TASK: Copy the records below without altering a single word.

SOURCE INFORMATION:
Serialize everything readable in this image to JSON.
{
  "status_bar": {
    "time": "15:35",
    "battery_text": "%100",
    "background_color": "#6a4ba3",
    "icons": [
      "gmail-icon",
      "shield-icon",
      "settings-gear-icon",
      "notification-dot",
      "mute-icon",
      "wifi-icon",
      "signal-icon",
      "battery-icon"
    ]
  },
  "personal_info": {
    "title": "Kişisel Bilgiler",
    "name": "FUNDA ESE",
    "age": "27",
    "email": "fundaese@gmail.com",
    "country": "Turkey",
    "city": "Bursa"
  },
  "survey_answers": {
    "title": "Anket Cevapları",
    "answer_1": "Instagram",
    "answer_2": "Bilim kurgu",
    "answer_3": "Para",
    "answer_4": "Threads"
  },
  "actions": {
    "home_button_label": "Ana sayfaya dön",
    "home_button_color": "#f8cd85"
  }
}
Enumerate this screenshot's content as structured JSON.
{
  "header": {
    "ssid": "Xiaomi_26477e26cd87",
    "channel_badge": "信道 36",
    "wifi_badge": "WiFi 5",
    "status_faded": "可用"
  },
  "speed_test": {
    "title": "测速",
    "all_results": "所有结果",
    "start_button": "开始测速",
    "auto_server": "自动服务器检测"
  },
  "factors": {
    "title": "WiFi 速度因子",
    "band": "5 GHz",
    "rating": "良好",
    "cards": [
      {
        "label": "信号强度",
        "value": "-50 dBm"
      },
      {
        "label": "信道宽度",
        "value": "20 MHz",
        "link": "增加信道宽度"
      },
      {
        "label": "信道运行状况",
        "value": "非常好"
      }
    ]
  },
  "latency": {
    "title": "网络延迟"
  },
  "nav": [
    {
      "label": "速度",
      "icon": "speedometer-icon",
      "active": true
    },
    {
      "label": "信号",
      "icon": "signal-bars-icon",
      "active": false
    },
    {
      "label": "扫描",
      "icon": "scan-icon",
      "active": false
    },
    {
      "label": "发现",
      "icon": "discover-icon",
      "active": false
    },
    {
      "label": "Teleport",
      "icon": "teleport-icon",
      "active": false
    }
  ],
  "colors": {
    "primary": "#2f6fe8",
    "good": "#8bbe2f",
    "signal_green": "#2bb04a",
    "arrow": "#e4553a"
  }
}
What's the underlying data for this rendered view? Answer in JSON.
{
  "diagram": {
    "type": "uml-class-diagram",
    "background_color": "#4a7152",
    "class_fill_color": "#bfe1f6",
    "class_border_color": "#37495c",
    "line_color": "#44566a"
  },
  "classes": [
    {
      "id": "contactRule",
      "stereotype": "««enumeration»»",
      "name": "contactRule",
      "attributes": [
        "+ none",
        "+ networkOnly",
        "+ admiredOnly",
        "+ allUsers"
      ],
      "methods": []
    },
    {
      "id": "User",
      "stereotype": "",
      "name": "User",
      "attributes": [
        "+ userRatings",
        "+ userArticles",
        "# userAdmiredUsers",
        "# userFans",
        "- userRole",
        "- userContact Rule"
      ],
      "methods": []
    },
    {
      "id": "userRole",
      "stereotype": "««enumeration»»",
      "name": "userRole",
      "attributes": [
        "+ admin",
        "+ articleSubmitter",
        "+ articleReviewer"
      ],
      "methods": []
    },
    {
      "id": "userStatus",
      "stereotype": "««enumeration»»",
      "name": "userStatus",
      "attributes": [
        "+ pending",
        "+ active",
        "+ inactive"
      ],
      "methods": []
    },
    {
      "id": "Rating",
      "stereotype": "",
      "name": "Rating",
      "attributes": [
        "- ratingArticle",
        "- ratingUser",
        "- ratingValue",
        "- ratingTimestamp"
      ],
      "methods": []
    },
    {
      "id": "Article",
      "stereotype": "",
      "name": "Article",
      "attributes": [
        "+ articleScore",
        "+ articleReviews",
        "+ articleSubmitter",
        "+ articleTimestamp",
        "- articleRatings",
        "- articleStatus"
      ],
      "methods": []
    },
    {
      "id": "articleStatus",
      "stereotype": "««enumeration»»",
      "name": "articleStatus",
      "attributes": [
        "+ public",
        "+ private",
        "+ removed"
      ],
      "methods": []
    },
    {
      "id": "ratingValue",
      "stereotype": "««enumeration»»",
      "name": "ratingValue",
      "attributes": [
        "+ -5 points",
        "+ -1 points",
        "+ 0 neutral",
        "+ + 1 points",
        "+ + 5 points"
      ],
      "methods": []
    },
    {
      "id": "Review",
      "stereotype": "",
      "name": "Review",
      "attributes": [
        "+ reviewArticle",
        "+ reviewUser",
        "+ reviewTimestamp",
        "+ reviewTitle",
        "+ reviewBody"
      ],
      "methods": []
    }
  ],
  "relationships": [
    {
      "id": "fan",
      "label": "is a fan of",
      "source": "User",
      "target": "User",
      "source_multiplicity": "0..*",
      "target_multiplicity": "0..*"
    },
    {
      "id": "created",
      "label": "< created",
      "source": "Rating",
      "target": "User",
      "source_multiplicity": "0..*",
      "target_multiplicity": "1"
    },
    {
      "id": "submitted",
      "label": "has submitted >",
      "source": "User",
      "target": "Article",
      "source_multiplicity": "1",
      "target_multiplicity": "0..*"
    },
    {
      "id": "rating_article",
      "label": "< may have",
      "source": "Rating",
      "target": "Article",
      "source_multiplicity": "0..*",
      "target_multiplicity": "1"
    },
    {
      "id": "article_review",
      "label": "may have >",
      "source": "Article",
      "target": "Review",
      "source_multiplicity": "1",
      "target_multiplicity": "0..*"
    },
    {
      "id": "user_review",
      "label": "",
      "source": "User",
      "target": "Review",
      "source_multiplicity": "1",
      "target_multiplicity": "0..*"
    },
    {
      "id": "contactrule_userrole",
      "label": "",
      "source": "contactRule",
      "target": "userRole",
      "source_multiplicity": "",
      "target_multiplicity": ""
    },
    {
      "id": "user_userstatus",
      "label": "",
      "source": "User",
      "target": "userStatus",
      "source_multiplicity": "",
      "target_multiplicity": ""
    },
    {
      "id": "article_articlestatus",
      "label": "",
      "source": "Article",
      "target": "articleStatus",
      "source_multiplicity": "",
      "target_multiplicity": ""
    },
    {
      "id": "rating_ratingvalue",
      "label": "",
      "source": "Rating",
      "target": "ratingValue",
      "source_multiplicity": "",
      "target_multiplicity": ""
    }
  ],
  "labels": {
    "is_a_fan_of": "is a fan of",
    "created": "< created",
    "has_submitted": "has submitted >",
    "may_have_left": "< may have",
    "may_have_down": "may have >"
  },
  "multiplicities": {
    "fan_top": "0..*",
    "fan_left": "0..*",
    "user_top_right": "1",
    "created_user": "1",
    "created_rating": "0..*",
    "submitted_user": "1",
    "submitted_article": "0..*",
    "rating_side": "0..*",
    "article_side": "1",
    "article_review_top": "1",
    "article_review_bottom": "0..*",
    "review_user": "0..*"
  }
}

SOLVED PROBLEM:
Serialize everything readable in this image to JSON.
{
  "status_bar": {
    "time": "15:35",
    "battery_text": "%100",
    "background_color": "#6a4ba3",
    "icons": [
      "gmail-icon",
      "shield-icon",
      "settings-gear-icon",
      "notification-dot",
      "mute-icon",
      "wifi-icon",
      "signal-icon",
      "battery-icon"
    ]
  },
  "personal_info": {
    "title": "Kişisel Bilgiler",
    "name": "FUNDA ESE",
    "age": "27",
    "email": "fundaese@gmail.com",
    "country": "Turkey",
    "city": "Bursa"
  },
  "survey_answers": {
    "title": "Anket Cevapları",
    "answer_1": "Instagram",
    "answer_2": "Bilim kurgu",
    "answer_3": "Para",
    "answer_4": "Threads"
  },
  "actions": {
    "home_button_label": "Ana sayfaya dön",
    "home_button_color": "#f8cd85"
  }
}
Enumerate this screenshot's content as structured JSON.
{
  "header": {
    "ssid": "Xiaomi_26477e26cd87",
    "channel_badge": "信道 36",
    "wifi_badge": "WiFi 5",
    "status_faded": "可用"
  },
  "speed_test": {
    "title": "测速",
    "all_results": "所有结果",
    "start_button": "开始测速",
    "auto_server": "自动服务器检测"
  },
  "factors": {
    "title": "WiFi 速度因子",
    "band": "5 GHz",
    "rating": "良好",
    "cards": [
      {
        "label": "信号强度",
        "value": "-50 dBm"
      },
      {
        "label": "信道宽度",
        "value": "20 MHz",
        "link": "增加信道宽度"
      },
      {
        "label": "信道运行状况",
        "value": "非常好"
      }
    ]
  },
  "latency": {
    "title": "网络延迟"
  },
  "nav": [
    {
      "label": "速度",
      "icon": "speedometer-icon",
      "active": true
    },
    {
      "label": "信号",
      "icon": "signal-bars-icon",
      "active": false
    },
    {
      "label": "扫描",
      "icon": "scan-icon",
      "active": false
    },
    {
      "label": "发现",
      "icon": "discover-icon",
      "active": false
    },
    {
      "label": "Teleport",
      "icon": "teleport-icon",
      "active": false
    }
  ],
  "colors": {
    "primary": "#2f6fe8",
    "good": "#8bbe2f",
    "signal_green": "#2bb04a",
    "arrow": "#e4553a"
  }
}
What's the underlying data for this rendered view? Answer in JSON.
{
  "diagram": {
    "type": "uml-class-diagram",
    "background_color": "#4a7152",
    "class_fill_color": "#bfe1f6",
    "class_border_color": "#37495c",
    "line_color": "#44566a"
  },
  "classes": [
    {
      "id": "contactRule",
      "stereotype": "««enumeration»»",
      "name": "contactRule",
      "attributes": [
        "+ none",
        "+ networkOnly",
        "+ admiredOnly",
        "+ allUsers"
      ],
      "methods": []
    },
    {
      "id": "User",
      "stereotype": "",
      "name": "User",
      "attributes": [
        "+ userRatings",
        "+ userArticles",
        "# userAdmiredUsers",
        "# userFans",
        "- userRole",
        "- userContact Rule"
      ],
      "methods": []
    },
    {
      "id": "userRole",
      "stereotype": "««enumeration»»",
      "name": "userRole",
      "attributes": [
        "+ admin",
        "+ articleSubmitter",
        "+ articleReviewer"
      ],
      "methods": []
    },
    {
      "id": "userStatus",
      "stereotype": "««enumeration»»",
      "name": "userStatus",
      "attributes": [
        "+ pending",
        "+ active",
        "+ inactive"
      ],
      "methods": []
    },
    {
      "id": "Rating",
      "stereotype": "",
      "name": "Rating",
      "attributes": [
        "- ratingArticle",
        "- ratingUser",
        "- ratingValue",
        "- ratingTimestamp"
      ],
      "methods": []
    },
    {
      "id": "Article",
      "stereotype": "",
      "name": "Article",
      "attributes": [
        "+ articleScore",
        "+ articleReviews",
        "+ articleSubmitter",
        "+ articleTimestamp",
        "- articleRatings",
        "- articleStatus"
      ],
      "methods": []
    },
    {
      "id": "articleStatus",
      "stereotype": "««enumeration»»",
      "name": "articleStatus",
      "attributes": [
        "+ public",
        "+ private",
        "+ removed"
      ],
      "methods": []
    },
    {
      "id": "ratingValue",
      "stereotype": "««enumeration»»",
      "name": "ratingValue",
      "attributes": [
        "+ -5 points",
        "+ -1 points",
        "+ 0 neutral",
        "+ + 1 points",
        "+ + 5 points"
      ],
      "methods": []
    },
    {
      "id": "Review",
      "stereotype": "",
      "name": "Review",
      "attributes": [
        "+ reviewArticle",
        "+ reviewUser",
        "+ reviewTimestamp",
        "+ reviewTitle",
        "+ reviewBody"
      ],
      "methods": []
    }
  ],
  "relationships": [
    {
      "id": "fan",
      "label": "is a fan of",
      "source": "User",
      "target": "User",
      "source_multiplicity": "0..*",
      "target_multiplicity": "0..*"
    },
    {
      "id": "created",
      "label": "< created",
      "source": "Rating",
      "target": "User",
      "source_multiplicity": "0..*",
      "target_multiplicity": "1"
    },
    {
      "id": "submitted",
      "label": "has submitted >",
      "source": "User",
      "target": "Article",
      "source_multiplicity": "1",
      "target_multiplicity": "0..*"
    },
    {
      "id": "rating_article",
      "label": "< may have",
      "source": "Rating",
      "target": "Article",
      "source_multiplicity": "0..*",
      "target_multiplicity": "1"
    },
    {
      "id": "article_review",
      "label": "may have >",
      "source": "Article",
      "target": "Review",
      "source_multiplicity": "1",
      "target_multiplicity": "0..*"
    },
    {
      "id": "user_review",
      "label": "",
      "source": "User",
      "target": "Review",
      "source_multiplicity": "1",
      "target_multiplicity": "0..*"
    },
    {
      "id": "contactrule_userrole",
      "label": "",
      "source": "contactRule",
      "target": "userRole",
      "source_multiplicity": "",
      "target_multiplicity": ""
    },
    {
      "id": "user_userstatus",
      "label": "",
      "source": "User",
      "target": "userStatus",
      "source_multiplicity": "",
      "target_multiplicity": ""
    },
    {
      "id": "article_articlestatus",
      "label": "",
      "source": "Article",
      "target": "articleStatus",
      "source_multiplicity": "",
      "target_multiplicity": ""
    },
    {
      "id": "rating_ratingvalue",
      "label": "",
      "source": "Rating",
      "target": "ratingValue",
      "source_multiplicity": "",
      "target_multiplicity": ""
    }
  ],
  "labels": {
    "is_a_fan_of": "is a fan of",
    "created": "< created",
    "has_submitted": "has submitted >",
    "may_have_left": "< may have",
    "may_have_down": "may have >"
  },
  "multiplicities": {
    "fan_top": "0..*",
    "fan_left": "0..*",
    "user_top_right": "1",
    "created_user": "1",
    "created_rating": "0..*",
    "submitted_user": "1",
    "submitted_article": "0..*",
    "rating_side": "0..*",
    "article_side": "1",
    "article_review_top": "1",
    "article_review_bottom": "0..*",
    "review_user": "0..*"
  }
}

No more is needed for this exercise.